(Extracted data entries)
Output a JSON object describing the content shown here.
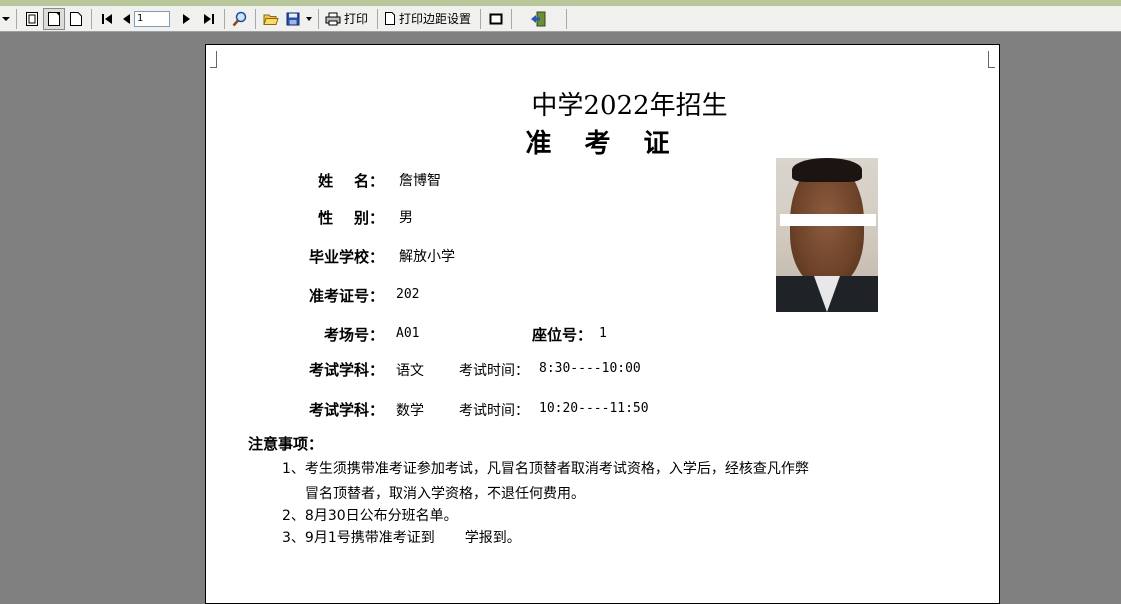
{
  "toolbar": {
    "page_value": "1",
    "print_label": "打印",
    "margin_label": "打印边距设置"
  },
  "doc": {
    "title_suffix": "中学2022年招生",
    "title2": "准 考 证",
    "fields": {
      "name_label": "姓    名：",
      "name_value": "詹博智",
      "gender_label": "性    别：",
      "gender_value": "男",
      "school_label": "毕业学校：",
      "school_value": "解放小学",
      "ticket_label": "准考证号：",
      "ticket_value": "202",
      "room_label": "考场号：",
      "room_value": "A01",
      "seat_label": "座位号：",
      "seat_value": "1",
      "subject1_label": "考试学科：",
      "subject1_value": "语文",
      "time1_label": "考试时间：",
      "time1_value": "8:30----10:00",
      "subject2_label": "考试学科：",
      "subject2_value": "数学",
      "time2_label": "考试时间：",
      "time2_value": "10:20----11:50"
    },
    "notes": {
      "title": "注意事项：",
      "item1_line1": "1、考生须携带准考证参加考试，凡冒名顶替者取消考试资格，入学后，经核查凡作弊",
      "item1_line2": "冒名顶替者，取消入学资格，不退任何费用。",
      "item2": "2、8月30日公布分班名单。",
      "item3_pre": "3、9月1号携带准考证到",
      "item3_post": "学报到。"
    }
  }
}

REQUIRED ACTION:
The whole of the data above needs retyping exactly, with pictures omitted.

ANSWER:
Output a JSON object describing the content shown here.
{
  "toolbar": {
    "page_value": "1",
    "print_label": "打印",
    "margin_label": "打印边距设置"
  },
  "doc": {
    "title_suffix": "中学2022年招生",
    "title2": "准 考 证",
    "fields": {
      "name_label": "姓    名：",
      "name_value": "詹博智",
      "gender_label": "性    别：",
      "gender_value": "男",
      "school_label": "毕业学校：",
      "school_value": "解放小学",
      "ticket_label": "准考证号：",
      "ticket_value": "202",
      "room_label": "考场号：",
      "room_value": "A01",
      "seat_label": "座位号：",
      "seat_value": "1",
      "subject1_label": "考试学科：",
      "subject1_value": "语文",
      "time1_label": "考试时间：",
      "time1_value": "8:30----10:00",
      "subject2_label": "考试学科：",
      "subject2_value": "数学",
      "time2_label": "考试时间：",
      "time2_value": "10:20----11:50"
    },
    "notes": {
      "title": "注意事项：",
      "item1_line1": "1、考生须携带准考证参加考试，凡冒名顶替者取消考试资格，入学后，经核查凡作弊",
      "item1_line2": "冒名顶替者，取消入学资格，不退任何费用。",
      "item2": "2、8月30日公布分班名单。",
      "item3_pre": "3、9月1号携带准考证到",
      "item3_post": "学报到。"
    }
  }
}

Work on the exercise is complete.